As the pioneer of the art du voyage, Louis Vuitton is always on the look out for the exceptional people with extraordinary journeys. The question is who will be next?

The Photo Which Gave Birth to the Modern Maternity Portrait
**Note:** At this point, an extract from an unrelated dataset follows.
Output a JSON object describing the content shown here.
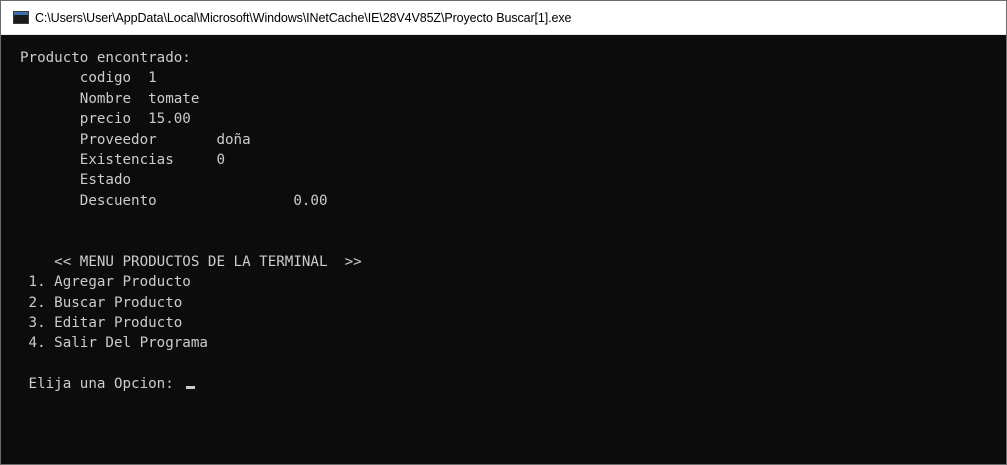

Ever since Annie Leibovitz photographed Demi Moore, for the front cover of Vanity Fair magazine, maternity photographs have become increasingly popular. Undoubtedly this photo gave birth to the modern maternity portrait

 
 

The supermodel swelled with pride as she showed off her seven-month belly (filled with son Presley) in the June 1999 issue of W. Cindy Crawford was originally slated to wear a gown, but she apparently didn’t look pregnant enough in it. Problem solved. Photo: Michael Thompson

 
 

It’s only fitting that Brooke Shields was Vogue‘s first visibly pregnant cover model. After all, she’d also been the fashion bible’s youngest cover model back in 1980, when she was 14. She was 37 and eight months along with daughter Rowan on the April 2003 issue, on which she sported a sheer, soaking-wet Krizia gown.Photo: Annie Leibovitz

 
 

The Italian bombshell — best known to American audiences for her work in The Matrix Reloaded — had more than vanity in mind when she posed nude for the cover of a 2004 edition of Vanity Fair: The wife of French actor Vincent Cassel reportedly disrobed to protest Italy’s laws against the use of donor sperm. Nicely done, Monica. Photo: Fabrizio Ferri

 
 

Vanity Fair Italy, March 2010. Photo by Tyen

 
 

Six months pregnant with second son Jayden James, the then-spiraling pop star Britney Spears disrobed for the August 2006 issue of Harper’s Bazaar. Necklace: Louis Vuitton. Photo: Alexi Lubomirki

 
 

November 2006 issue of Britain’s Q magazine. In the interview, Britney revealed she was craving ice (and evidently lollipops). Photo: James Dimmock

 
 

Milla Jovovich gnawed on that gauzy curtain for a good cause. Her 2007 shoot for Jane magazine benefited charity. Soon after, she gave birth to daughter Ever Gabo with Resident Evil writer-director Paul William Scott Anderson.

 
 

Christina Aguilera was nearly done baking son Max when she ditched her duds (but not her Louboutins or hair dye) for the January 2008 issue of Marie Claire. Photo: Ruven Afanador

 
 

Known for her sometimes outrageous red carpet poses, Paula Patton looked perfectly goddess-like draped in nude chiffon with curly hair and natural make-up on the May 2010 cover of Ebony. And the magazine happened to hit stands after the actress, who’s married to R&B crooner Robin Thicke, gave birth to son Julian Fuego

 
 

Dem babies, as Mariah Carey affectionately nicknamed still-gestating twins Moroccan and Monroe, kicked at their mom’s belly through most of her photo shoot for the April 18, 2011, issue of Life & Style. We assume they were kicking in protest over this awkward pose

 
 

Proving that supermodels really are superior life forms, a shaggy-haired Claudia Schiffer was pregnant with her third child, daughter Cosima, when she stripped down for a Karl Lagerfeld-directed shoot in the June 2010 issue of German Vogue

 
 

Mrs. Orlando Bloom, Miranda Kerr,  was six-and-a-half months pregnant with son Flynn when she tastefully revealed all in the December 2010 issue of W. Photo by Patrick Demarchelier

 
 

The 41-year-old actress bared her soul (per the cover’s tagline) and lots more in the November 2011 issue of Ebony. She welcomed her second son, Kez, that same month. “The medical [profession] tries to tell every woman, ‘Have your babies before 40 because you shouldn’t have children after 40. Society tells us, ‘Get married before 30, because no man wants a woman after 30.’ You are not half the woman you’re gonna be until you turn 30. You’re not even half of that woman yet. So I think if we’d just take our time as women, and do what comes natural to us and for us, we would make fewer mistakes.”

 
 

The latest star to go au naturel, Jessica undressed for the April 2012 issue of Elle and revealed she’s expecting a girl with fiancé Eric Johnson. Photo: Carter Smith. Styled by Joe Zee